Work required:
Each line of the data that mentions the string "Course" needs to be identified and copied.

Provided data:
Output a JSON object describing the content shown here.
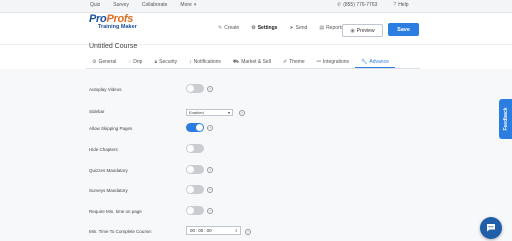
{
  "topnav": {
    "menu": [
      {
        "label": "Quiz"
      },
      {
        "label": "Survey"
      },
      {
        "label": "Collaborate"
      },
      {
        "label": "More"
      }
    ],
    "phone": "(855) 776-7763",
    "help": "Help"
  },
  "logo": {
    "brand_part1": "Pro",
    "brand_part2": "Profs",
    "sub": "Training Maker"
  },
  "actions": [
    {
      "label": "Create",
      "icon": "pencil-icon"
    },
    {
      "label": "Settings",
      "icon": "gear-icon"
    },
    {
      "label": "Send",
      "icon": "send-icon"
    },
    {
      "label": "Reports",
      "icon": "reports-icon"
    }
  ],
  "preview_label": "Preview",
  "save_label": "Save",
  "course_title": "Untitled Course",
  "tabs": [
    {
      "label": "General",
      "icon": "gear-icon"
    },
    {
      "label": "Drip",
      "icon": "drip-icon"
    },
    {
      "label": "Security",
      "icon": "lock-icon"
    },
    {
      "label": "Notifications",
      "icon": "bell-icon"
    },
    {
      "label": "Market & Sell",
      "icon": "cart-icon"
    },
    {
      "label": "Theme",
      "icon": "brush-icon"
    },
    {
      "label": "Integrations",
      "icon": "plug-icon"
    },
    {
      "label": "Advance",
      "icon": "wrench-icon"
    }
  ],
  "settings": {
    "autoplay_videos": {
      "label": "Autoplay Videos",
      "on": false
    },
    "sidebar": {
      "label": "Sidebar",
      "value": "Enabled"
    },
    "allow_skipping": {
      "label": "Allow Skipping Pages",
      "on": true
    },
    "hide_chapters": {
      "label": "Hide Chapters",
      "on": false
    },
    "quizzes_mandatory": {
      "label": "Quizzes Mandatory",
      "on": false
    },
    "surveys_mandatory": {
      "label": "Surveys Mandatory",
      "on": false
    },
    "require_min_time": {
      "label": "Require Min. time on page",
      "on": false
    },
    "min_time": {
      "label": "Min. Time To Complete Course:",
      "hh": "00",
      "mm": "00",
      "ss": "00"
    }
  },
  "feedback_label": "Feedback",
  "colors": {
    "accent": "#2b7de1",
    "brand_blue": "#1a4f9c",
    "brand_orange": "#e36b1e"
  }
}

Exercise response:
  "course_title": "Untitled Course",
      "label": "Min. Time To Complete Course:",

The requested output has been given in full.